EXERCISE ->
Give the data again exactly as it appears, excluding any pictures.

PROVIDED DATA ->
++++++++++
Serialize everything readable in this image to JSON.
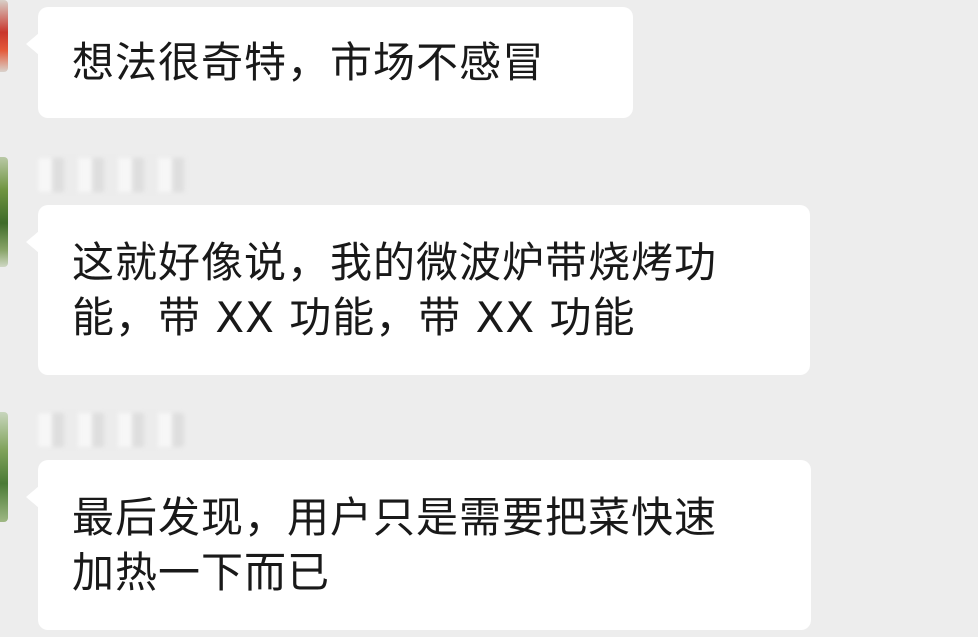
{
  "chat": {
    "messages": [
      {
        "text": "想法很奇特，市场不感冒"
      },
      {
        "text": "这就好像说，我的微波炉带烧烤功\n能，带 XX 功能，带 XX 功能"
      },
      {
        "text": "最后发现，用户只是需要把菜快速\n加热一下而已"
      }
    ]
  },
  "colors": {
    "background": "#ededed",
    "bubble": "#ffffff",
    "text": "#191919"
  }
}
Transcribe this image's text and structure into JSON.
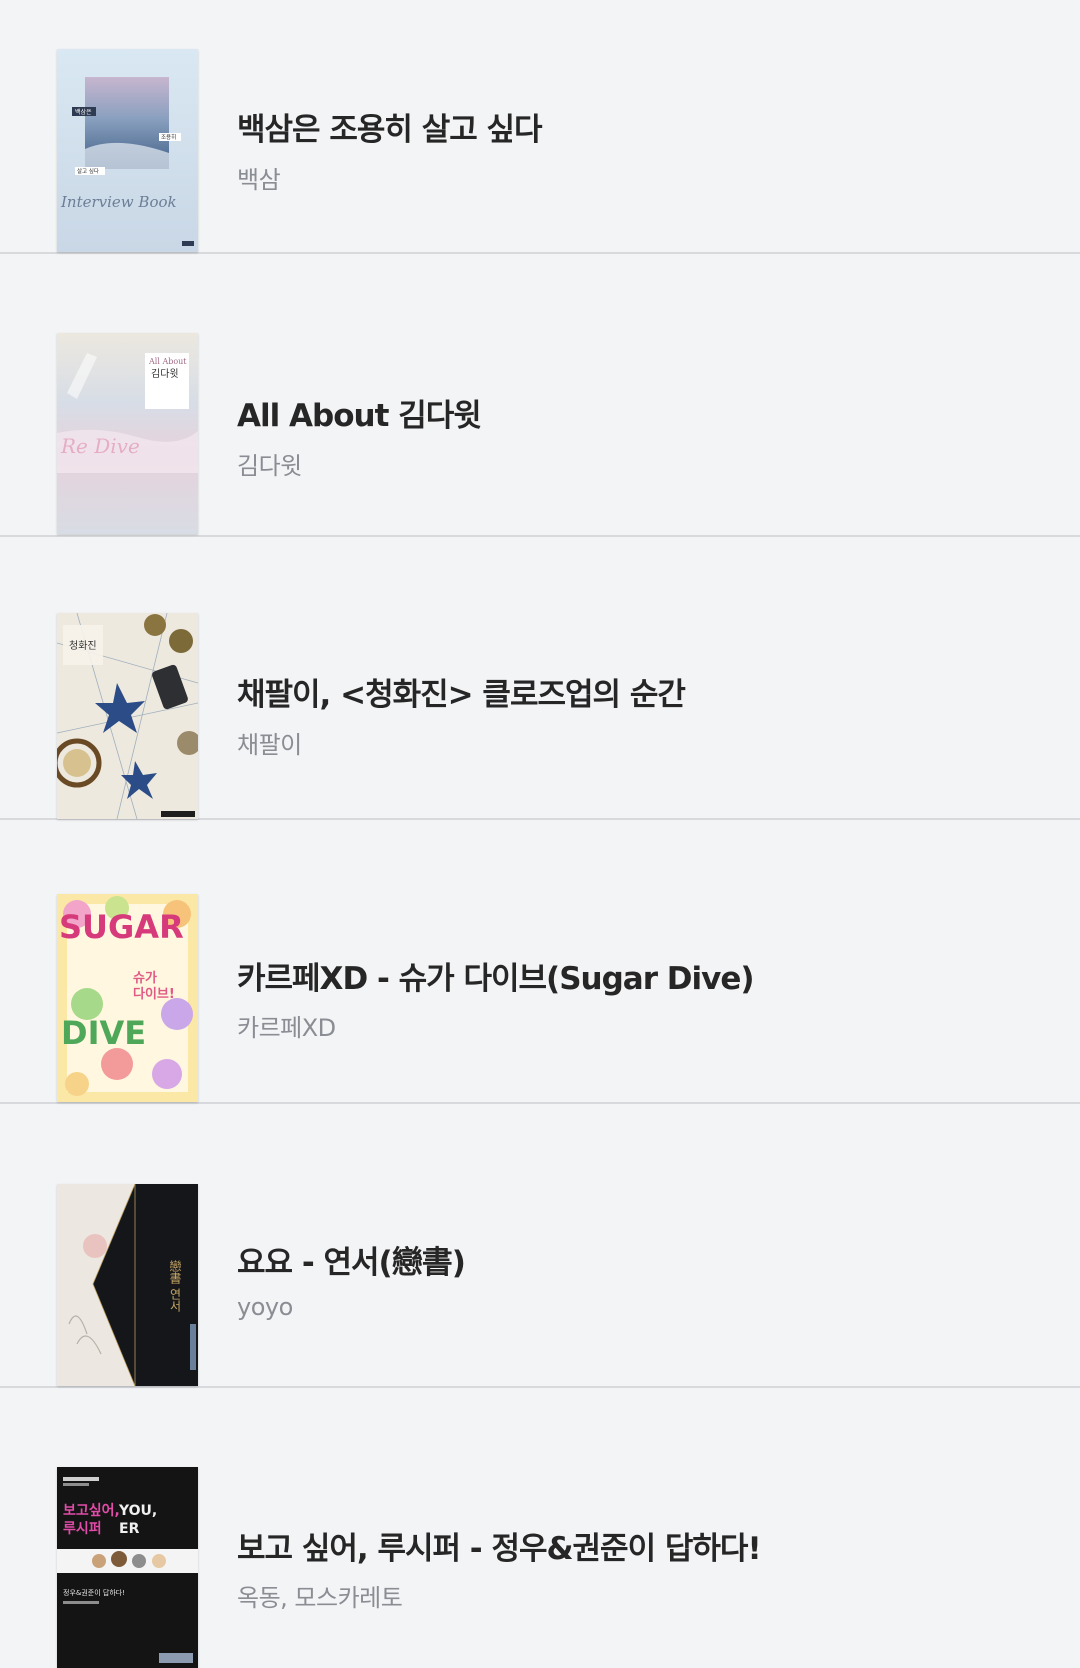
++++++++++
ANSWER BELOW ->
Serialize everything readable in this image to JSON.
{
  "chat": {
    "messages": [
      {
        "text": "想法很奇特，市场不感冒"
      },
      {
        "text": "这就好像说，我的微波炉带烧烤功\n能，带 XX 功能，带 XX 功能"
      },
      {
        "text": "最后发现，用户只是需要把菜快速\n加热一下而已"
      }
    ]
  },
  "colors": {
    "background": "#ededed",
    "bubble": "#ffffff",
    "text": "#191919"
  }
}
Transcribe this image's text and structure into JSON.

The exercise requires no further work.